            The only acceptable answer in my mind is to remove TSA from the face of the planet!

  • Marie Shively

    I used to fly nearly every week round rip for business. I have since quit that job because I got fed up with the 2x weekly sexual assaults performed on me by the TSA. Denver was one of the worst airports for TSA thuggery.

    • Marie, one of our writers here, Wendy Thomson, also had to give up her career because of the incessant assaults by the TSA.

      Unbelievable to me that we have to be having this discussion. Even more unbelievable that millions of Americans ignore what’s going on and choose to live in denial.

      • Marie Shively

        Yes, it is amazing the amount of denial. I once pointed out to a fellow passenger that she was more likely to be killed while driving to the store to get a quart of milk rather than by a terrorist attack on a plane and she treated me as if I were the terrorist.

  • Svensterobster

    “Don’t we deserve to know which airports have the best TSA agents?”

    No, we deserve an airport with no TSA agents at all.

    Frankly, the author puzzles me. He rails the TSA on performing their security circus, but his fix for that is what? That the circus performers…smile more?

    The issue most of us have with the TSA is not that they don’t know how to joke with kids. The issue is that the TSA uses invasive, illegal procedures that strip all of us Americans of our rights.
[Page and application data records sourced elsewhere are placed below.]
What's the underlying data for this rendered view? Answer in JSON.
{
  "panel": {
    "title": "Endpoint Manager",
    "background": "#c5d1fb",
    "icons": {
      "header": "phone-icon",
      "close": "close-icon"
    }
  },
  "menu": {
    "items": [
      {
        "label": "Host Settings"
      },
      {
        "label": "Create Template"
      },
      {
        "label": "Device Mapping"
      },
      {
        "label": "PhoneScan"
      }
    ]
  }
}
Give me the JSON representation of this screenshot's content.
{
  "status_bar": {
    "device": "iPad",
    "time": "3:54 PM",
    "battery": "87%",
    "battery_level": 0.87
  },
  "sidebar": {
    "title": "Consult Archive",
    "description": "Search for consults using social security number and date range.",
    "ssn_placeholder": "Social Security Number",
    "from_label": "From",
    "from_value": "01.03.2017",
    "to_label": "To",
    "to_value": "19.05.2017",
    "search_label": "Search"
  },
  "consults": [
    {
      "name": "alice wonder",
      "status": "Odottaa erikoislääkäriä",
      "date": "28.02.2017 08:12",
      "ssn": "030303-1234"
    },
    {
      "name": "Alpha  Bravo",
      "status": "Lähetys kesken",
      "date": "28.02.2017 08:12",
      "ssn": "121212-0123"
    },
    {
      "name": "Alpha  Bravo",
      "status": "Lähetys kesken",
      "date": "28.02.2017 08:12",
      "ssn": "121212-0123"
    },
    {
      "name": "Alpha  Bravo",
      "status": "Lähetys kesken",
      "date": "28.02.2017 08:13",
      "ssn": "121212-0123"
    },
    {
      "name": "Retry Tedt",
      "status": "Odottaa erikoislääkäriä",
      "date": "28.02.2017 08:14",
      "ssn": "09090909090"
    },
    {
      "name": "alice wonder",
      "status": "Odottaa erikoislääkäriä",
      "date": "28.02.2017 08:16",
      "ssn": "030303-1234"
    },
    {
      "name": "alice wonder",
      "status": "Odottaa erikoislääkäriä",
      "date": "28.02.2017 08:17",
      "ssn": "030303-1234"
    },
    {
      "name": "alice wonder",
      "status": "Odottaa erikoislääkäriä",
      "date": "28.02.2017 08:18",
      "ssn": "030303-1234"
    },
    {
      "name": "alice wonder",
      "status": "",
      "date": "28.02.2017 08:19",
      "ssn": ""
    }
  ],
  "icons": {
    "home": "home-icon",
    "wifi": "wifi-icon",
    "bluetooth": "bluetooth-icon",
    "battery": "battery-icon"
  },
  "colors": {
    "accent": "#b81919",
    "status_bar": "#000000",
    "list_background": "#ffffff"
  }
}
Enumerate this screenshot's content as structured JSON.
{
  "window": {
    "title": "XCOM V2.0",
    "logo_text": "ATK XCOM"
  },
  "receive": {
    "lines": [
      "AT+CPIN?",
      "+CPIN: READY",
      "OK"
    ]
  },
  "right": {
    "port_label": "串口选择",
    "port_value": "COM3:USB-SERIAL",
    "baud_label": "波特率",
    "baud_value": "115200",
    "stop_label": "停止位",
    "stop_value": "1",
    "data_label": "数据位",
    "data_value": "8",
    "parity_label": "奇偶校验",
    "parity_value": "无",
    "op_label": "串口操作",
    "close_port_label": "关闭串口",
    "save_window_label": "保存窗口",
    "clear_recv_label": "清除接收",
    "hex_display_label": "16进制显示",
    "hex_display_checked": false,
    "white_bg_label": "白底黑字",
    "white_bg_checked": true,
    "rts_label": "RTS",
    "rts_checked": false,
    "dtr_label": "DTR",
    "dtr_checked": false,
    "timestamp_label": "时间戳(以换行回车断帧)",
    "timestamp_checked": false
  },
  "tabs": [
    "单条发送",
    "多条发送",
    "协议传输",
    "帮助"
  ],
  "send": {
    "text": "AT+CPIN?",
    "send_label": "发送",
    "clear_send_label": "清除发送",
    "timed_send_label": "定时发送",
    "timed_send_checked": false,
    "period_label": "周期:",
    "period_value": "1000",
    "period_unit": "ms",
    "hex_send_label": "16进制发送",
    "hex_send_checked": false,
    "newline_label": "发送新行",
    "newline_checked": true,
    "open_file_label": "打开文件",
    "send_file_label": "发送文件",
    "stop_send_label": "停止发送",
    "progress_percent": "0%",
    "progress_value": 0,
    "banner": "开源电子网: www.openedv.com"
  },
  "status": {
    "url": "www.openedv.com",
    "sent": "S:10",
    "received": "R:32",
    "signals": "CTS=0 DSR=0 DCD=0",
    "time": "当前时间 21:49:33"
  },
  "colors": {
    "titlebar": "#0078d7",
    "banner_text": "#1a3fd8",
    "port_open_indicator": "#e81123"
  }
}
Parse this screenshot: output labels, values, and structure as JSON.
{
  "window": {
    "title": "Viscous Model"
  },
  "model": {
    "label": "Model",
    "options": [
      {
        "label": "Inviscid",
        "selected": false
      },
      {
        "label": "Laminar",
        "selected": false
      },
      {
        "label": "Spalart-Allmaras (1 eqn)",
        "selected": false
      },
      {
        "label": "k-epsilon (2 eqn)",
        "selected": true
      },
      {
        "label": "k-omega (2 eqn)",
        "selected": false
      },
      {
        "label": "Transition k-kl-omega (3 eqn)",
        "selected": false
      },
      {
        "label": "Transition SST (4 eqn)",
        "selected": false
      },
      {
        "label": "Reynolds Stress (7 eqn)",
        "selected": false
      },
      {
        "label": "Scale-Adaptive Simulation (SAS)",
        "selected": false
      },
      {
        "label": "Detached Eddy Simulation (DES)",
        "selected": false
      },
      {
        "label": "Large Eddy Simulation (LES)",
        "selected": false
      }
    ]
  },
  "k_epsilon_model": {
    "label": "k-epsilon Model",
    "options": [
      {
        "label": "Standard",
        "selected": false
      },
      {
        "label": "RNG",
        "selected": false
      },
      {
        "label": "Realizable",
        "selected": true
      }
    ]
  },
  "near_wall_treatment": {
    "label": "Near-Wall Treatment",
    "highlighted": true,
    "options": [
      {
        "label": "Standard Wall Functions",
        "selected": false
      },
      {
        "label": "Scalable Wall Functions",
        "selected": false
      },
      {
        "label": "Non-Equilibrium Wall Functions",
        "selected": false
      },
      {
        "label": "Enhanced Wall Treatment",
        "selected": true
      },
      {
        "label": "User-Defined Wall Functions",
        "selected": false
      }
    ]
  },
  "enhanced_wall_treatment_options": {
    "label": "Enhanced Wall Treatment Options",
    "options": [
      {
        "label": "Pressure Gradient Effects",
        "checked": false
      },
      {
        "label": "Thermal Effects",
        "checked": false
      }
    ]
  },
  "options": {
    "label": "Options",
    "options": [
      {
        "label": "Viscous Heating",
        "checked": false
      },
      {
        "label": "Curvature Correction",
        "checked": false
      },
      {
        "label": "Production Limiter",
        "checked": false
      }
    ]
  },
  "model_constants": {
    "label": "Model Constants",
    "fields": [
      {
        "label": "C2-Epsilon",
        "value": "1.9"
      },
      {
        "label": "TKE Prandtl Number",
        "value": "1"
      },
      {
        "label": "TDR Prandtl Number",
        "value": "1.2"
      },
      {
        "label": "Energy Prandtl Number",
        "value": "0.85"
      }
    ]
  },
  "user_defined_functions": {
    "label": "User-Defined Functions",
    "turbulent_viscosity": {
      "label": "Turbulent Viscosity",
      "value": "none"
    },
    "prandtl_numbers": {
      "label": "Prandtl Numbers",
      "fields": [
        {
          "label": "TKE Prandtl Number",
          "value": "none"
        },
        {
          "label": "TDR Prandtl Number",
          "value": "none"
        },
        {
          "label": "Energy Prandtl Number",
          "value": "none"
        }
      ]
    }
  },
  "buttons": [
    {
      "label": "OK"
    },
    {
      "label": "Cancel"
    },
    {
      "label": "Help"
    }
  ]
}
    The job the do is evil. And it doesn’t matter one bit if they smile or not, while doing it.

    • Daisiemae

      Smiling just makes it more horrifying. Many predators and sexual assailants smile as they perform their “work.” I can attest to this from personal experience.

      One of the most chilling things I have ever seen in my life was the video of six-year-old Anna Drexel being “patted down” by a TSA screener in New Orleans…after a very upset Anna said she did not want to do this. The moment when the screener stroked Anna’s hair and said, smilingly, “Pretty hair!” sent chills down my spine.

      It felt like I had stepped back in time to when I was 10 years old. The pedophile who molested me smiled in just that same way and had similar “compliments” for me.

      No! Smiling does not make TSA’s abuse any better. It makes it worse.